I’m sure there are some of you who think you’re good at doing multiple things at once. You aren’t. Accept that. It only leads to doing multiple things less effectively than focusing attention on one at a time.
Instead plan better so you can take advantage of natural gaps where you’re waiting on something before you can take the next step in a task. Plan how to efficiently fill the gaps in time.
Even better rethink the concept of multitasking. Think multipurposing. Think about the many different things you want to accomplish and how you can do one task to help you make progress on multiple projects.
I guarantee there are many opportunities for you to do this if you’re willing to think a little differently about what you’d like to accomplish and how you can accomplish them.
Download a free sample from my book, Design Fundamentals.
Awesome post, I love the concept of multi-purposing. 😀
Kill 2 birds with one stone is always one of my favorite sayings.
I have a good friend in Texas, we talk on IM. He told me years ago that people don’t multi-task well, though I haven’t quite mastered not doing it myself. I notice that trying to mix work with entertainment for example yields to pretty much no results for me. So I have to separate blocks of time where I devote myself to something. I can do one task after another, but not 2 or 3 simultaneously.
I remember reading that a lot of jobs wanted people that could multi-task, I believe that’s when I had picked up the habit. But now I will be working on breaking it.
I believe filling multiple purposes with a single task is a powerful workflow, but people still need to be aware of the multi-tasking trap and actively not do it. I certainly think if people feel all the benefits they will gain from a single task, they will try less to do more than what they can in the same time block.
“Don’t bite off more than you can chew.” 😛
Thanks Daquan. I don’t think anyone can literally multi-task. We can all do more than one thing as long as most of them don’t involve cognition. As soon as we need to think and focus we can really only do one thing.
What most people call multi-tasking is really just bouncing back and forth between different tasks. That’s counter productive. I think there are ways you can efficiently bounce back and forth between different tasks, depending on the tasks.
Somewhere along the way I tried this multipurposing thing and found it helped me be more productive so I’m sticking with it.

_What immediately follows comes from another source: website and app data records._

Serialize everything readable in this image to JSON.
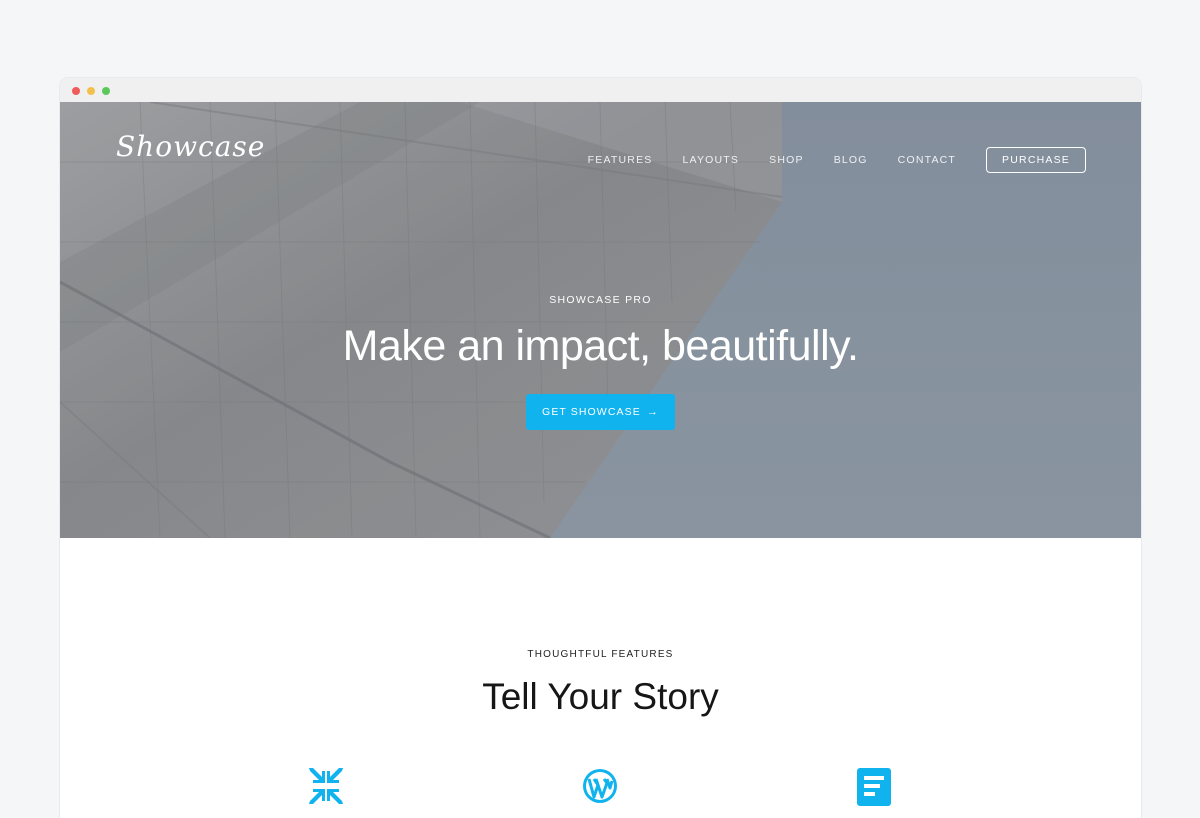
{
  "browser": {
    "window_controls": [
      "close",
      "minimize",
      "maximize"
    ]
  },
  "header": {
    "logo_text": "Showcase",
    "nav": [
      {
        "label": "FEATURES"
      },
      {
        "label": "LAYOUTS"
      },
      {
        "label": "SHOP"
      },
      {
        "label": "BLOG"
      },
      {
        "label": "CONTACT"
      }
    ],
    "purchase_label": "PURCHASE"
  },
  "hero": {
    "eyebrow": "SHOWCASE PRO",
    "headline": "Make an impact, beautifully.",
    "cta_label": "GET SHOWCASE",
    "cta_icon": "arrow-right-icon",
    "accent_color": "#11b3ef"
  },
  "features": {
    "eyebrow": "THOUGHTFUL FEATURES",
    "title": "Tell Your Story",
    "icons": [
      "compress-arrows-icon",
      "wordpress-icon",
      "document-icon"
    ]
  }
}
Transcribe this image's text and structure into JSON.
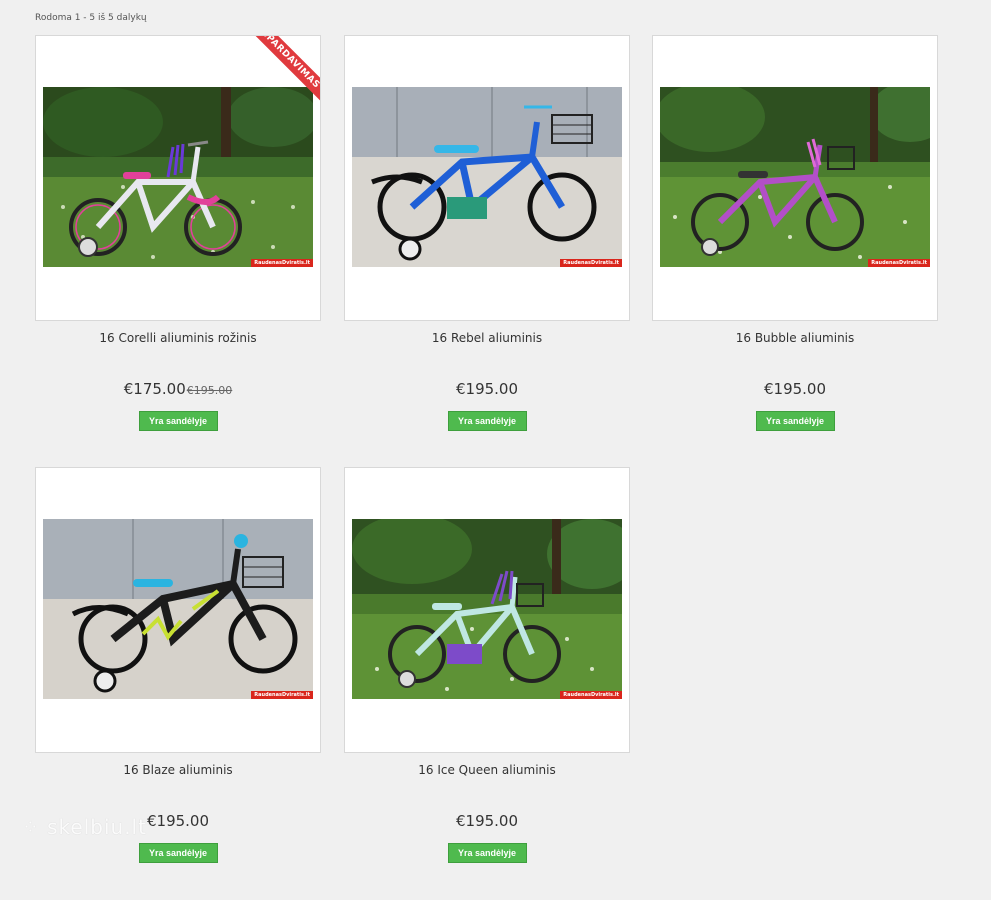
{
  "showing_text": "Rodoma 1 - 5 iš 5 dalykų",
  "sale_ribbon": "IŠPARDAVIMAS",
  "stock_badge": "Yra sandėlyje",
  "watermark_overlay": "skelbiu.lt",
  "photo_watermark": "RaudenasDviratis.lt",
  "products": [
    {
      "title": "16 Corelli aliuminis rožinis",
      "price": "€175.00",
      "old_price": "€195.00",
      "bike_color": "#e8e8f0",
      "accent": "#e2409a",
      "scene": "grass"
    },
    {
      "title": "16 Rebel aliuminis",
      "price": "€195.00",
      "old_price": "",
      "bike_color": "#1f5fd6",
      "accent": "#35b7e8",
      "scene": "wall"
    },
    {
      "title": "16 Bubble aliuminis",
      "price": "€195.00",
      "old_price": "",
      "bike_color": "#b24fc8",
      "accent": "#e06ad8",
      "scene": "grass"
    },
    {
      "title": "16 Blaze aliuminis",
      "price": "€195.00",
      "old_price": "",
      "bike_color": "#1c1c1c",
      "accent": "#2bb4e0",
      "scene": "wall"
    },
    {
      "title": "16 Ice Queen aliuminis",
      "price": "€195.00",
      "old_price": "",
      "bike_color": "#bfe7e3",
      "accent": "#7d4bc9",
      "scene": "grass"
    }
  ]
}
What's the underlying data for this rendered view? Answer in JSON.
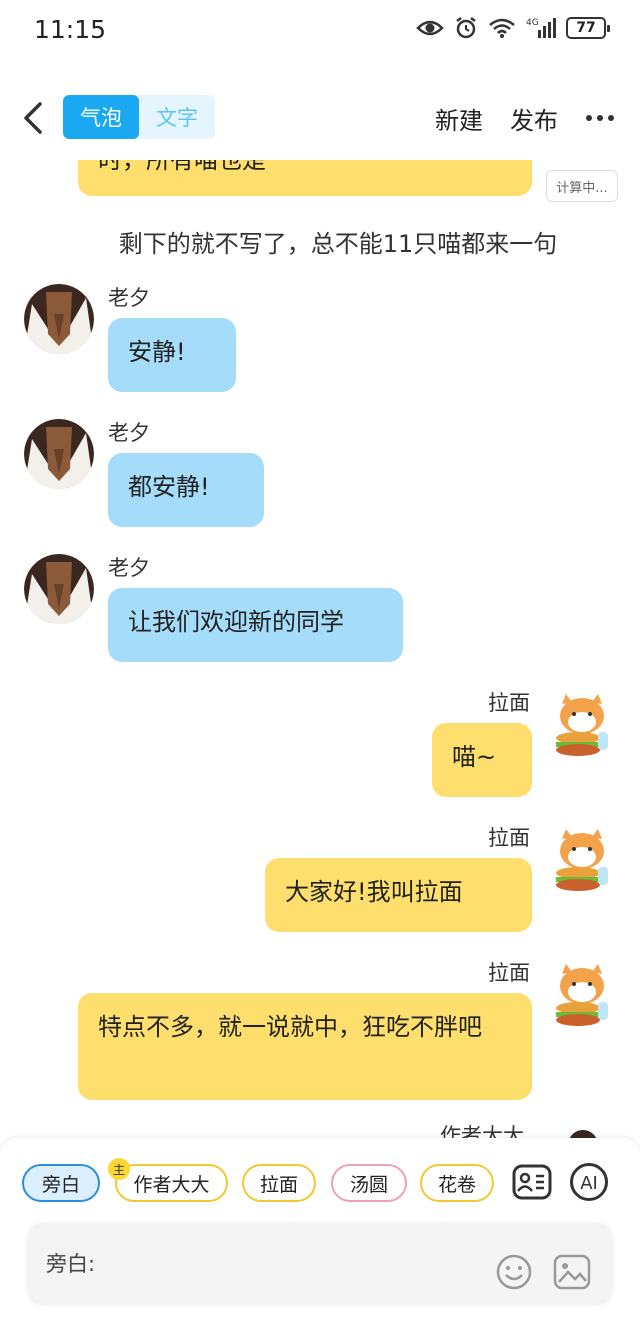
{
  "status": {
    "time": "11:15",
    "battery": "77",
    "network": "4G"
  },
  "header": {
    "seg_bubble": "气泡",
    "seg_text": "文字",
    "new_label": "新建",
    "publish_label": "发布"
  },
  "calc_badge": "计算中...",
  "messages": {
    "top_partial": "时，所有喵也是",
    "narration": "剩下的就不写了，总不能11只喵都来一句",
    "laoxi_name": "老夕",
    "m1": "安静!",
    "m2": "都安静!",
    "m3": "让我们欢迎新的同学",
    "lamian_name": "拉面",
    "m4": "喵~",
    "m5": "大家好!我叫拉面",
    "m6": "特点不多，就一说就中，狂吃不胖吧",
    "partial_author": "作者大大"
  },
  "roles": {
    "narration": "旁白",
    "author": "作者大大",
    "author_badge": "主",
    "lamian": "拉面",
    "tangyuan": "汤圆",
    "huajuan": "花卷"
  },
  "input": {
    "placeholder": "旁白:"
  },
  "colors": {
    "accent": "#1aa9f0",
    "bubble_blue": "#a5dcfa",
    "bubble_yellow": "#fedf6e"
  },
  "icons": [
    "eye-icon",
    "alarm-icon",
    "wifi-icon",
    "signal-icon",
    "battery-icon",
    "back-arrow-icon",
    "more-icon",
    "role-card-icon",
    "ai-icon",
    "emoji-icon",
    "image-icon"
  ]
}
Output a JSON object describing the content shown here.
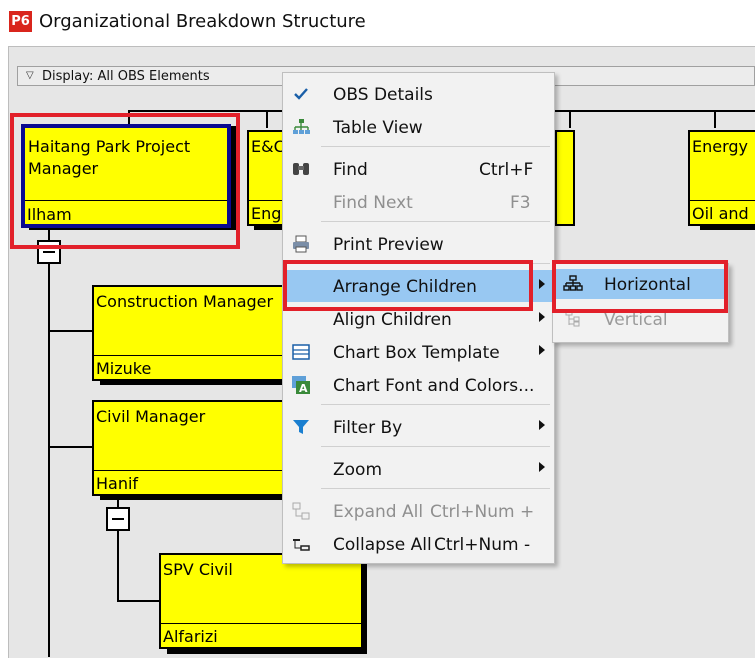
{
  "window": {
    "title": "Organizational Breakdown Structure",
    "logo": "P6",
    "logo_color": "#d9251c"
  },
  "display_bar": {
    "label": "Display: All OBS Elements"
  },
  "boxes": {
    "haitang": {
      "name": "Haitang Park Project Manager",
      "person": "Ilham"
    },
    "ec": {
      "name": "E&C",
      "person": "Eng"
    },
    "energy": {
      "name": "Energy",
      "person": "Oil and"
    },
    "construction": {
      "name": "Construction Manager",
      "person": "Mizuke"
    },
    "civil": {
      "name": "Civil Manager",
      "person": "Hanif"
    },
    "spv_civil": {
      "name": "SPV Civil",
      "person": "Alfarizi"
    }
  },
  "context_menu": {
    "items": [
      {
        "label": "OBS Details",
        "icon": "checkmark-icon"
      },
      {
        "label": "Table View",
        "icon": "tree-table-icon"
      },
      {
        "label": "Find",
        "shortcut": "Ctrl+F",
        "icon": "binoculars-icon"
      },
      {
        "label": "Find Next",
        "shortcut": "F3",
        "disabled": true
      },
      {
        "label": "Print Preview",
        "icon": "printer-icon"
      },
      {
        "label": "Arrange Children",
        "submenu": true,
        "highlighted": true
      },
      {
        "label": "Align Children",
        "submenu": true
      },
      {
        "label": "Chart Box Template",
        "icon": "template-icon",
        "submenu": true
      },
      {
        "label": "Chart Font and Colors...",
        "icon": "font-colors-icon"
      },
      {
        "label": "Filter By",
        "icon": "filter-icon",
        "submenu": true
      },
      {
        "label": "Zoom",
        "submenu": true
      },
      {
        "label": "Expand All",
        "shortcut": "Ctrl+Num +",
        "icon": "expand-all-icon",
        "disabled": true
      },
      {
        "label": "Collapse All",
        "shortcut": "Ctrl+Num -",
        "icon": "collapse-all-icon"
      }
    ]
  },
  "submenu": {
    "items": [
      {
        "label": "Horizontal",
        "icon": "horizontal-hierarchy-icon",
        "highlighted": true
      },
      {
        "label": "Vertical",
        "icon": "vertical-hierarchy-icon",
        "disabled": true
      }
    ]
  },
  "colors": {
    "box_fill": "#ffff00",
    "highlight_red": "#e2202a",
    "menu_hover": "#98c8f2",
    "selected_border": "#0a0a90"
  }
}
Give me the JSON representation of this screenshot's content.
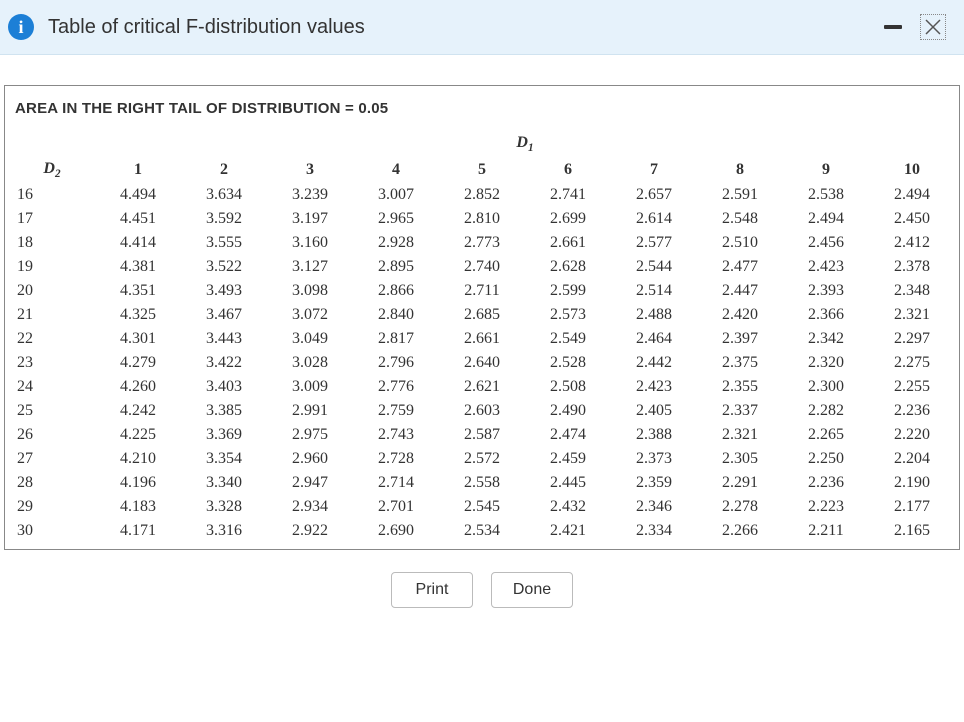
{
  "header": {
    "info_glyph": "i",
    "title": "Table of critical F-distribution values"
  },
  "area_title": "AREA IN THE RIGHT TAIL OF DISTRIBUTION = 0.05",
  "d1_label": "D",
  "d1_sub": "1",
  "d2_label": "D",
  "d2_sub": "2",
  "footer": {
    "print": "Print",
    "done": "Done"
  },
  "chart_data": {
    "type": "table",
    "title": "Critical F-distribution values, right-tail area = 0.05",
    "col_label": "D1 (numerator df)",
    "row_label": "D2 (denominator df)",
    "columns": [
      "1",
      "2",
      "3",
      "4",
      "5",
      "6",
      "7",
      "8",
      "9",
      "10"
    ],
    "rows": [
      "16",
      "17",
      "18",
      "19",
      "20",
      "21",
      "22",
      "23",
      "24",
      "25",
      "26",
      "27",
      "28",
      "29",
      "30"
    ],
    "values": [
      [
        4.494,
        3.634,
        3.239,
        3.007,
        2.852,
        2.741,
        2.657,
        2.591,
        2.538,
        2.494
      ],
      [
        4.451,
        3.592,
        3.197,
        2.965,
        2.81,
        2.699,
        2.614,
        2.548,
        2.494,
        2.45
      ],
      [
        4.414,
        3.555,
        3.16,
        2.928,
        2.773,
        2.661,
        2.577,
        2.51,
        2.456,
        2.412
      ],
      [
        4.381,
        3.522,
        3.127,
        2.895,
        2.74,
        2.628,
        2.544,
        2.477,
        2.423,
        2.378
      ],
      [
        4.351,
        3.493,
        3.098,
        2.866,
        2.711,
        2.599,
        2.514,
        2.447,
        2.393,
        2.348
      ],
      [
        4.325,
        3.467,
        3.072,
        2.84,
        2.685,
        2.573,
        2.488,
        2.42,
        2.366,
        2.321
      ],
      [
        4.301,
        3.443,
        3.049,
        2.817,
        2.661,
        2.549,
        2.464,
        2.397,
        2.342,
        2.297
      ],
      [
        4.279,
        3.422,
        3.028,
        2.796,
        2.64,
        2.528,
        2.442,
        2.375,
        2.32,
        2.275
      ],
      [
        4.26,
        3.403,
        3.009,
        2.776,
        2.621,
        2.508,
        2.423,
        2.355,
        2.3,
        2.255
      ],
      [
        4.242,
        3.385,
        2.991,
        2.759,
        2.603,
        2.49,
        2.405,
        2.337,
        2.282,
        2.236
      ],
      [
        4.225,
        3.369,
        2.975,
        2.743,
        2.587,
        2.474,
        2.388,
        2.321,
        2.265,
        2.22
      ],
      [
        4.21,
        3.354,
        2.96,
        2.728,
        2.572,
        2.459,
        2.373,
        2.305,
        2.25,
        2.204
      ],
      [
        4.196,
        3.34,
        2.947,
        2.714,
        2.558,
        2.445,
        2.359,
        2.291,
        2.236,
        2.19
      ],
      [
        4.183,
        3.328,
        2.934,
        2.701,
        2.545,
        2.432,
        2.346,
        2.278,
        2.223,
        2.177
      ],
      [
        4.171,
        3.316,
        2.922,
        2.69,
        2.534,
        2.421,
        2.334,
        2.266,
        2.211,
        2.165
      ]
    ]
  }
}
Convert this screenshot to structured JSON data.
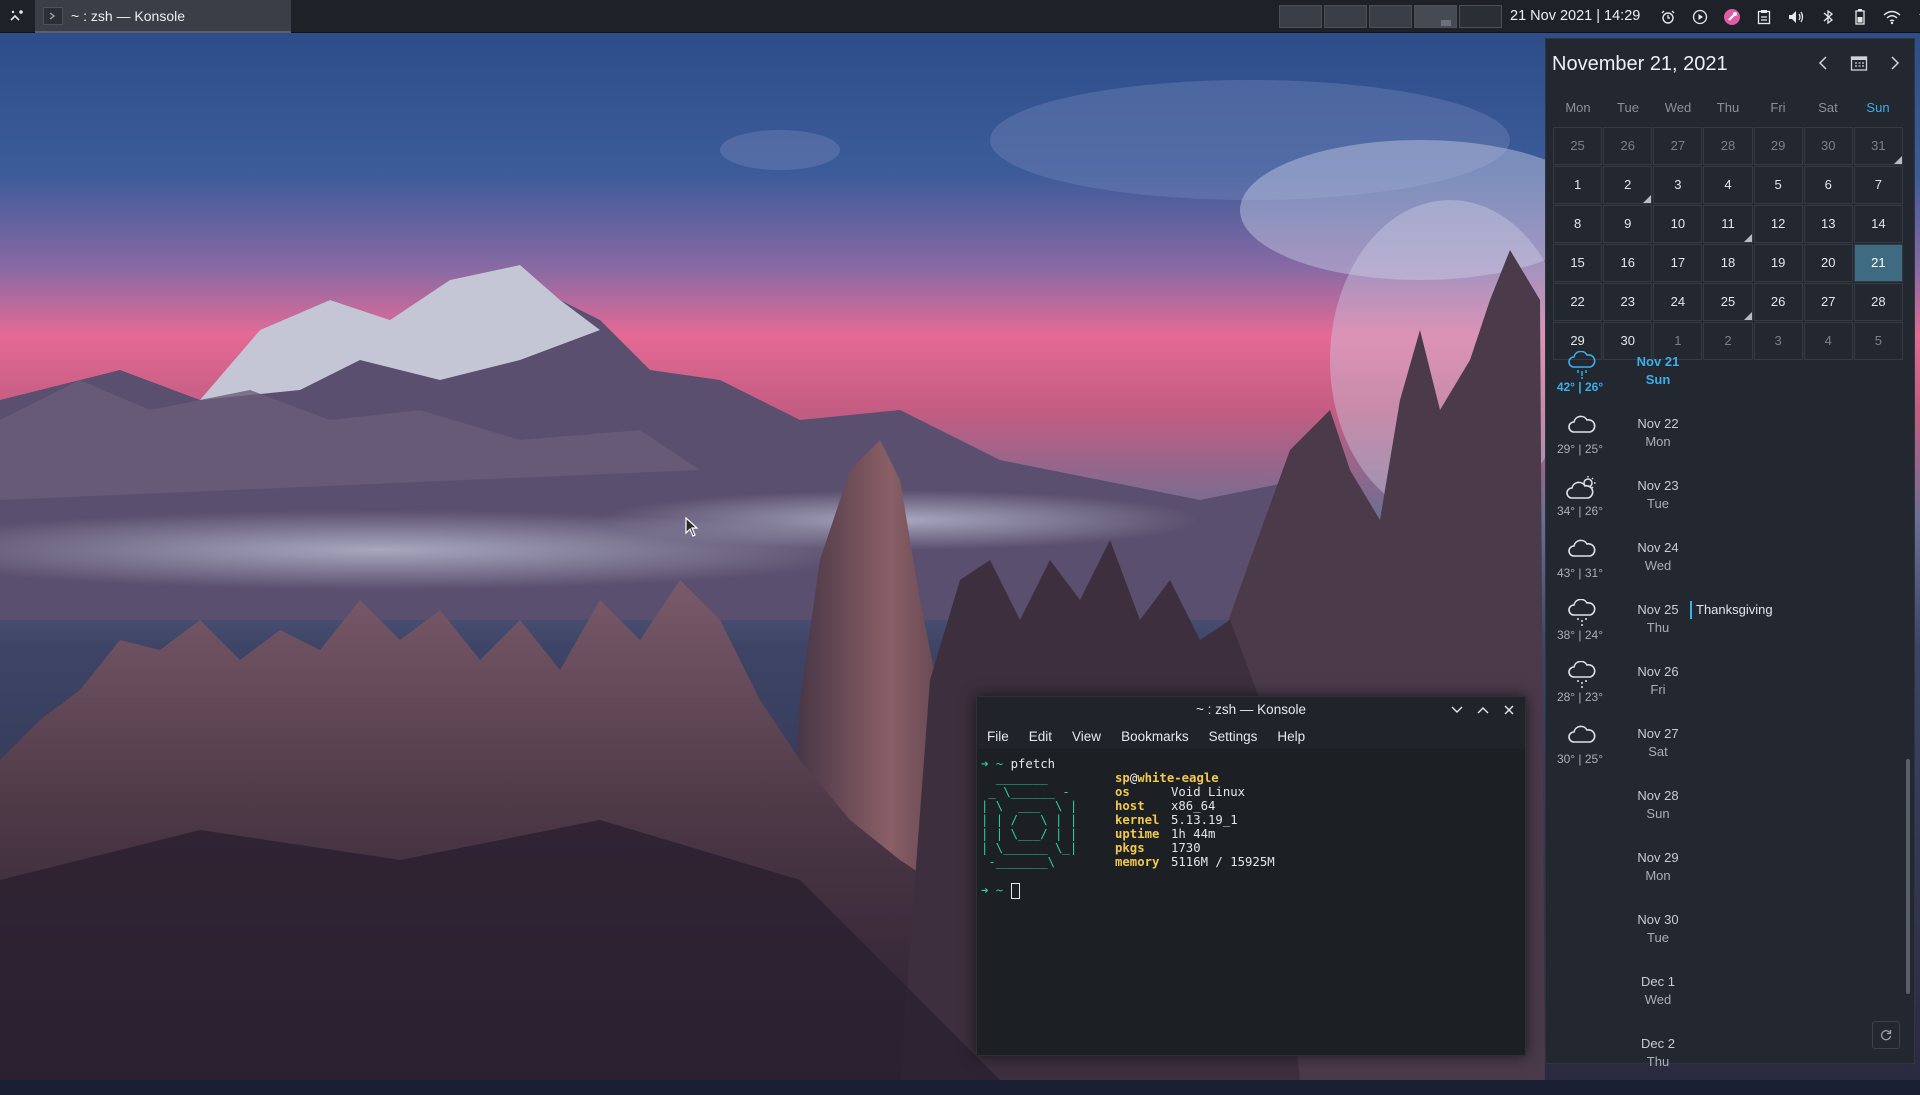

Multi-tasking sounds like it should help you get more done, but all the studies I’ve seen say it doesn’t. You end up doing each task a little less well because of the diverted attention. I think it makes people feel like they did more, when the truth is they didn’t.